4 Quick Pre-Round Golf Warmup Movements That Work
I don't care if the last round you played was yesterday or last October, if you think you're going to play at your best without properly warming up your body, you're wrong. If your body isn't prepped for 18 holes of golf, in a best case scenario you're not going to play as well as you can. In a worst case scenario, you're going to get hurt. Neither of those are scenarios that I'm guessing you're interested in experiencing.
If you know anything about me, you know that I'm all about optimizing the body for the sport of golf.
The workouts, exercises, and drills I do with my players are designed to make sure that they can play to the best of their ability. If you've been doing my program at home -- either my Golf Body 1 DVD or the workouts in "Fix Your Body, Fix Your Swing" -- you've also been pretty busy changing your body. But to make sure that all of that hard work transfers over to the golf course, you need to make sure that your new body is ready to go play 18 holes.
For the same reasons that the strengthening and conditioning that you're doing is specific to the sport of golf, the warm-up that you need to be doing also has to be specific to the sport.
And even the warm-up I'm going to have you do has a specific order. It's a sound and logical progression that will have you performing optimally as soon as you step up to the first tee.
Leg Swings -- To loosen up the muscles around the hips in a very linear way -- we'll get to rotational moves later -- stand with feet shoulder-width apart.
Shift your weight slightly so that most of your weight is on your left leg and you can lift your right foot off the ground without bending at the knee. Think of your right leg as a pendulum. Keeping the leg straight, swing it directly in front of you -- think 12:00 on a clock -- then let the momentum of the move swing the leg directly in back of you to 6:00. Every time the leg goes back to 6:00 is one rep. Do five reps on each leg. Now -- while still facing forward -- do the same thing swinging the leg from 3:00 to 9:00. Do five complete side-to-side swings on each leg. Run through this series of swings twice. If you're having trouble with your balance, you can stabilize yourself with one of your clubs. Eventually, though, try to get to the point where you can do this without any balance aid.
Prisoner Squats -- To start to open up the chest and wake up the muscles in your back and legs -- while continuing to keep things loose at the hips -- try this variation on a traditional bodyweight squat.
Stand with your feet shoulder-width apart. Your knees and toes should be pointing forward. Place your hands gently behind your head with your elbows flared out to the sides. Ideally, you won't be able to see your own elbows when you're in this position. (That said, don't apply too much pressure to the back of your head to get into this position. Your neck won't like you.) Slowly kick your hips back, bend your knees, and lower yourself as if you were sitting into an imaginary chair. Try not to let your knees slide forward.
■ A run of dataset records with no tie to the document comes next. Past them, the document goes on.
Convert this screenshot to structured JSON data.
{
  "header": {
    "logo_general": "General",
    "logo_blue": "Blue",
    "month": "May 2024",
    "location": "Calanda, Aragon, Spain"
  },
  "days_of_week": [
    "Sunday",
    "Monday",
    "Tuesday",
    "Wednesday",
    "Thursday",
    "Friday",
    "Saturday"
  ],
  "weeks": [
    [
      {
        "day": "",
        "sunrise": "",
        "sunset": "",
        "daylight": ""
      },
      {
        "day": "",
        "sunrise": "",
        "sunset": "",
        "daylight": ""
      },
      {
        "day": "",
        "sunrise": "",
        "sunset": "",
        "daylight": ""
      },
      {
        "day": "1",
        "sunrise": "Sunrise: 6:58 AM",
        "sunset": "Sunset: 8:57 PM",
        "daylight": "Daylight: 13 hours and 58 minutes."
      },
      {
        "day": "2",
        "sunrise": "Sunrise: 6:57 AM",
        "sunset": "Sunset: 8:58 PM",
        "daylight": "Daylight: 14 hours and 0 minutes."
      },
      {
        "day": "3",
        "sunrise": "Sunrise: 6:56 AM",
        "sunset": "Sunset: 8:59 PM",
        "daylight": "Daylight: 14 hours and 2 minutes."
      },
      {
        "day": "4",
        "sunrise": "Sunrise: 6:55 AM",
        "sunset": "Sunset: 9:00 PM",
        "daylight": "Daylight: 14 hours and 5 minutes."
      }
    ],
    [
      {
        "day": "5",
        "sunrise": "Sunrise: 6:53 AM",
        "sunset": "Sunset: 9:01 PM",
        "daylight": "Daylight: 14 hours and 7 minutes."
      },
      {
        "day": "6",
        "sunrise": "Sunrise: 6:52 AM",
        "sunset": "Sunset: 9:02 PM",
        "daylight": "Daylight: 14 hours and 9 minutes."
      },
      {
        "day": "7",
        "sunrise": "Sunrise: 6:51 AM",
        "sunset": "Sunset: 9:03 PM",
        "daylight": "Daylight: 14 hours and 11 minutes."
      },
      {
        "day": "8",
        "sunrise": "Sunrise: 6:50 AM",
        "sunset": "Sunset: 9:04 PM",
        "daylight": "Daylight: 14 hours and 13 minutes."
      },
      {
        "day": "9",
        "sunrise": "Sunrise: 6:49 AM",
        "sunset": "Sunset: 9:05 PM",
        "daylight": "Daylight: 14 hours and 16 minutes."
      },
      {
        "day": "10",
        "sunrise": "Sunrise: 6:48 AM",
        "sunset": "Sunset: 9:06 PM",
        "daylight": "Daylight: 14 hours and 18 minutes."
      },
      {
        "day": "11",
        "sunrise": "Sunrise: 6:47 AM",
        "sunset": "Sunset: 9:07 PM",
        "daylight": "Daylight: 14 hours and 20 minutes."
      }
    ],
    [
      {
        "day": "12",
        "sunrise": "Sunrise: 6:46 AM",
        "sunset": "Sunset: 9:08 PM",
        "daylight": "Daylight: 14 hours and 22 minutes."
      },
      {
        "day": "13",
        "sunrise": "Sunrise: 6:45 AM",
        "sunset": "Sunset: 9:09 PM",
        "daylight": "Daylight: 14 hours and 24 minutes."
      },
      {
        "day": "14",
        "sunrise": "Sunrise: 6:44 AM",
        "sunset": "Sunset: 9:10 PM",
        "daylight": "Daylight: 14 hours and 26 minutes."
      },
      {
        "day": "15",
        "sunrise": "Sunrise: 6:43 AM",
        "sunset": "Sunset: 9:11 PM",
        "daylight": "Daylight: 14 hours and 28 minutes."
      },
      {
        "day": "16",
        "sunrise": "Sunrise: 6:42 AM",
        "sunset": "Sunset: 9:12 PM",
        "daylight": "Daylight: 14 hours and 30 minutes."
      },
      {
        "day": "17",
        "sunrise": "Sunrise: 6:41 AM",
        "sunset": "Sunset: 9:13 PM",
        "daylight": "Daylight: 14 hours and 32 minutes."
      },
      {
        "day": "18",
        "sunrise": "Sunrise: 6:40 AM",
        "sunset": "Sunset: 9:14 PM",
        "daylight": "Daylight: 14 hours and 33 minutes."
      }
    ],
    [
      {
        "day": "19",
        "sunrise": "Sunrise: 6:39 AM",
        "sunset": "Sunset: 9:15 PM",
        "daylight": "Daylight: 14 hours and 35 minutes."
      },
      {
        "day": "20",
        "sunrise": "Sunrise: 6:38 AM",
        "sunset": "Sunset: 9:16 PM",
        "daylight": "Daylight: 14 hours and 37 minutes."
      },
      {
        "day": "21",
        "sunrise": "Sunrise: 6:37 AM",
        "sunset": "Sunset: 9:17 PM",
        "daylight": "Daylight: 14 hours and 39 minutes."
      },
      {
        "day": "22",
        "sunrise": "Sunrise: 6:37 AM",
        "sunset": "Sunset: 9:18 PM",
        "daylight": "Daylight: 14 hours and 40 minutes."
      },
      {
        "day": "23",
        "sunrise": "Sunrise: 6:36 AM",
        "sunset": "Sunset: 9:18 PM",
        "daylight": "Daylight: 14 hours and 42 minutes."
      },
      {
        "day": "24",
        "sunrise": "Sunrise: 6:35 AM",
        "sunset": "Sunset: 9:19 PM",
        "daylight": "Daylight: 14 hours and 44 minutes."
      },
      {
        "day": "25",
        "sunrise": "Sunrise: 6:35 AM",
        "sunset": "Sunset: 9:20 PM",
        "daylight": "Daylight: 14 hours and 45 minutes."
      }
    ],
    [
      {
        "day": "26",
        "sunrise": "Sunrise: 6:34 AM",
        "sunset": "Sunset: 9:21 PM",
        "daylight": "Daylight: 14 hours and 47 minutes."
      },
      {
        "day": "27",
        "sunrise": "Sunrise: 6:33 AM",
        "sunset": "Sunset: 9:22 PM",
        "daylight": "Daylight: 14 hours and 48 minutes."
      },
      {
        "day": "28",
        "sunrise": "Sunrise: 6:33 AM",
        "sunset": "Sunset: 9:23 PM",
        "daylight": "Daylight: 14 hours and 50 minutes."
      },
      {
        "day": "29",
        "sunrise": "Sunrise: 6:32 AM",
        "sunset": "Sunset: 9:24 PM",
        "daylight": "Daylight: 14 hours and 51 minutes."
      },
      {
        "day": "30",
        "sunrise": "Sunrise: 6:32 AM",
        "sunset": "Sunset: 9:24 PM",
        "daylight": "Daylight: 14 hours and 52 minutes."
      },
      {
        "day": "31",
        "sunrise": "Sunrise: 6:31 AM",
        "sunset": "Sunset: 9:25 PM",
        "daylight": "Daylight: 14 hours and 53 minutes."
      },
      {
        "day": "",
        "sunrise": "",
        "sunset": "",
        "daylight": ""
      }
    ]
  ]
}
Keep them aligned over your heels or mid-foot. When your thighs are parallel to the ground, drive through your heels back into the starting position to complete the rep. Do two sets of ten reps.
Moves three and four start to take things in an even more complex and golf-specific direction. Fortunately, my friends over at Golf Channel's Morning Drive are great about letting me demonstrate a lot of the things I do with my players. These videos do a great job of explaining the technique and the rationale behind the final two warm-up moves. And if Matty G can do them, so can you!
Chest-Opener with Rotation -- This is a great way to open up the chest and shoulders and get your hips thinking about rotation.
It'll also prep the muscles in your back for a full round of golf with proper spine angle.
Rotation from the Ground Up -- Finish your warm-up with another rotational move that will help connect you to the ground and give you a feel for the amount of balance and stability you're going to need to go out and play your best.
You've worked hard off-the-course to get your body in condition to play its best golf.
The final step is to make sure that you'll be able to use those gains out on the course. This simple warm-up series will help keep you injury-free and will let you have a lot more fun and success when you play.
© 2018 joeydgolf.com